On 25 Jan 2015 18:46, "Carl Kleffner" <cmkleffner@gmail.com> wrote:
>
> 2015-01-25 16:46 GMT+01:00 Nathaniel Smith <njs@pobox.com>:
>>
>> On Sat, Jan 24, 2015 at 5:29 PM, Carl Kleffner <cmkleffner@gmail.com> wrote:
>> >
>> > 2015-01-23 0:23 GMT+01:00 Nathaniel Smith <njs@pobox.com>:
>> >>
>> >> On Thu, Jan 22, 2015 at 9:29 PM, Carl Kleffner <cmkleffner@gmail.com>
>> >> wrote:
>> >> > OpenBLAS is deployed as part of the numpy wheel. That said, the scipy
>> >> > wheels
>> >> > mentioned above are dependant on the installation of the OpenBLAS based
>> >> > numpy and won't work i.e. with an installed  numpy-MKL.
>> >>
>> >> This sounds like it probably needs to be fixed before we can recommend
>> >> the scipy wheels for anyone? OTOH it might be fine to start
>> >> distributing numpy wheels first.
>> >
>> >
>> > I very much prefer dynamic linking to numpy\core\libopenblas.dll instead of
>> > static linking to avoid bloat. This matters, because libopenblas.dll is a
>> > heavy library (around 30Mb for amd64). As a consequence all packages with
>> > dynamic linkage to OpenBLAS depend on numpy-openblas. This is not different
>> > to scipy-MKL that has a dependancy to numpy-MKL - see C. Gohlke's site.
>>
>> The difference is that if we upload this as the standard scipy wheel,
>> and then someone goes "hey, look, a new scipy release just got
>> announced, 'pip upgrade scipy'", then the result will often be that
>> they just get random unexplained crashes. I think we should try to
>> avoid that kind of outcome, even if it means making some technical
>> compromises. The whole idea of having the wheels is to make fetching
>> particular versions seamless and robust, and the other kinds of builds
>> will still be available for those willing to invest more effort.
>>
>> One solution would be for the scipy wheel to explicitly depend on a
>> numpy+openblas wheel, so that someone doing 'pip install scipy' also
>> forced a numpy upgrade. But I think we should forget about trying this
>> given the current state of python packaging tools: pip/setuptools/etc.
>> are not really sophisticated enough to let us do this without a lot of
>> kluges and compromises, and anyway it is nicer to allow scipy and
>> numpy to be upgraded separately.
>
>
> I've learned, that mark numpy with something like numpy+openblas is called "local version identifier": https://www.python.org/dev/peps/pep-0440/#local-version-identifiers
> These identifieres are not allowed for Pypi however.

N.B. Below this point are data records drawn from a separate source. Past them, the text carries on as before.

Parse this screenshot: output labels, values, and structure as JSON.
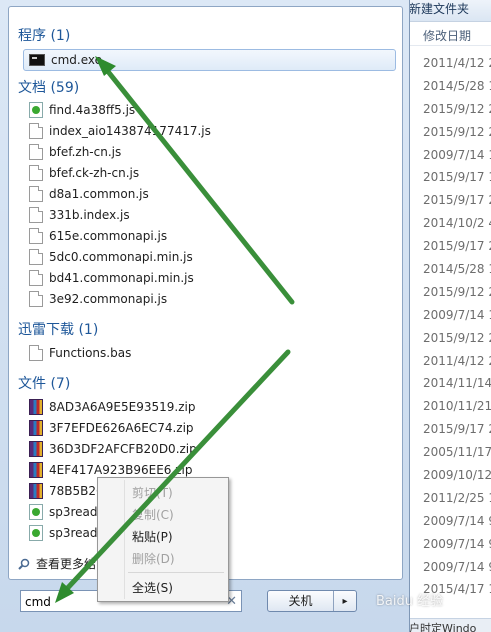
{
  "explorer": {
    "title": "新建文件夹",
    "column_header": "修改日期",
    "dates": [
      "2011/4/12 2",
      "2014/5/28 1",
      "2015/9/12 2",
      "2015/9/12 2",
      "2009/7/14 1",
      "2015/9/17 1",
      "2015/9/17 2",
      "2014/10/2 4",
      "2015/9/17 2",
      "2014/5/28 1",
      "2015/9/12 2",
      "2009/7/14 1",
      "2015/9/12 2",
      "2011/4/12 2",
      "2014/11/14",
      "2010/11/21",
      "2015/9/17 2",
      "2005/11/17",
      "2009/10/12",
      "2011/2/25 1",
      "2009/7/14 9",
      "2009/7/14 9",
      "2009/7/14 9",
      "2015/4/17 1"
    ],
    "status_fragment": "户时定Windo"
  },
  "groups": {
    "programs": {
      "header": "程序 (1)",
      "items": [
        {
          "name": "cmd.exe",
          "icon": "cmd-icon"
        }
      ]
    },
    "documents": {
      "header": "文档 (59)",
      "items": [
        {
          "name": "find.4a38ff5",
          "tail": ".js"
        },
        {
          "name": "index_aio1438",
          "tail": "74177417.js"
        },
        {
          "name": "bfef.zh-cn.js"
        },
        {
          "name": "bfef.ck-zh-cn.js"
        },
        {
          "name": "d8a1.common.js"
        },
        {
          "name": "331b.index.js"
        },
        {
          "name": "615e.commonapi.js"
        },
        {
          "name": "5dc0.commonapi.min.js"
        },
        {
          "name": "bd41.commonapi.min.js"
        },
        {
          "name": "3e92.commonapi.js"
        }
      ]
    },
    "thunder": {
      "header": "迅雷下载 (1)",
      "items": [
        {
          "name": "Functions.bas"
        }
      ]
    },
    "files": {
      "header": "文件 (7)",
      "items": [
        {
          "name": "8AD3A6A9E5E93519.zip"
        },
        {
          "name": "3F7EFDE626A6EC74.zip"
        },
        {
          "name": "36D3DF2AFCFB20D0.zip"
        },
        {
          "name": "4EF417A923B96EE6.zip"
        },
        {
          "name": "78B5B26"
        },
        {
          "name": "sp3read"
        },
        {
          "name": "sp3read"
        }
      ]
    }
  },
  "see_more": "查看更多结",
  "search": {
    "value": "cmd",
    "clear_glyph": "✕"
  },
  "shutdown": {
    "label": "关机",
    "arrow_glyph": "▸"
  },
  "context_menu": {
    "items": [
      {
        "label": "剪切(T)",
        "enabled": false
      },
      {
        "label": "复制(C)",
        "enabled": false
      },
      {
        "label": "粘贴(P)",
        "enabled": true
      },
      {
        "label": "删除(D)",
        "enabled": false
      },
      {
        "label": "全选(S)",
        "enabled": true
      }
    ]
  },
  "colors": {
    "arrow": "#2e8b2e",
    "group_header": "#1e5799",
    "highlight_border": "#9cbbe2"
  },
  "watermark": "Baidu 经验"
}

Right, it's fine for the testing wheels, but even if it were allowed on pypi then it still wouldn't let us specify the correct dependency -- we'd have to say that scipy build X depends on exactly numpy 1.9.1+openblas, not numpy <anything>+openblas. So then when a new version of numpy was uploaded it'd be impossible to upgrade without also rebuilding numpy.

Alternatively pip would be within its rights to simply ignore the local version part, because "Local version identifiers are used to denote fully API (and, if applicable, ABI) compatible patched versions of upstream projects." Here the +openblas is exactly designed to communicate ABI incompatibility.

Soooooo yeah this is ugly all around. Pip and friends are getting better but they're just not up to this kind of thing.

>> Another solution would be to just include openblas in both. This
>> bloats downloads, but I'd rather waste 30 MiB then waste users' time
>> fighting with random library incompatibility nonsense that they don't
>> care about.
>>
>> Another solution would be to split the openblas library off into its
>> own "python package", that just dropped the binary somewhere where it
>> could be found later, and then have both the numpy and scipy wheels
>> depend on this package.
>
>
> Creating a dedicated OpenBLAS package and adding this package as an dependancy to numpy/scipy would also allow independant upgrade paths to OpenBLAS, numpy and scipy. The API of OpenBLAS seems to be stable enough to allow for that. Having an additional package dependancy is a minor problem, as pip can handle this automatically for the user.

Exactly.

We might even want to give it a tiny python wrapper, e.g. you do
  import openblas
  openblas.add_to_library_path()
and that would be a little function that modifies LD_LIBRARY_PATH or calls AddDllDirectory etc. as appropriate, so that code linking to openblas can ignore all these details.

-n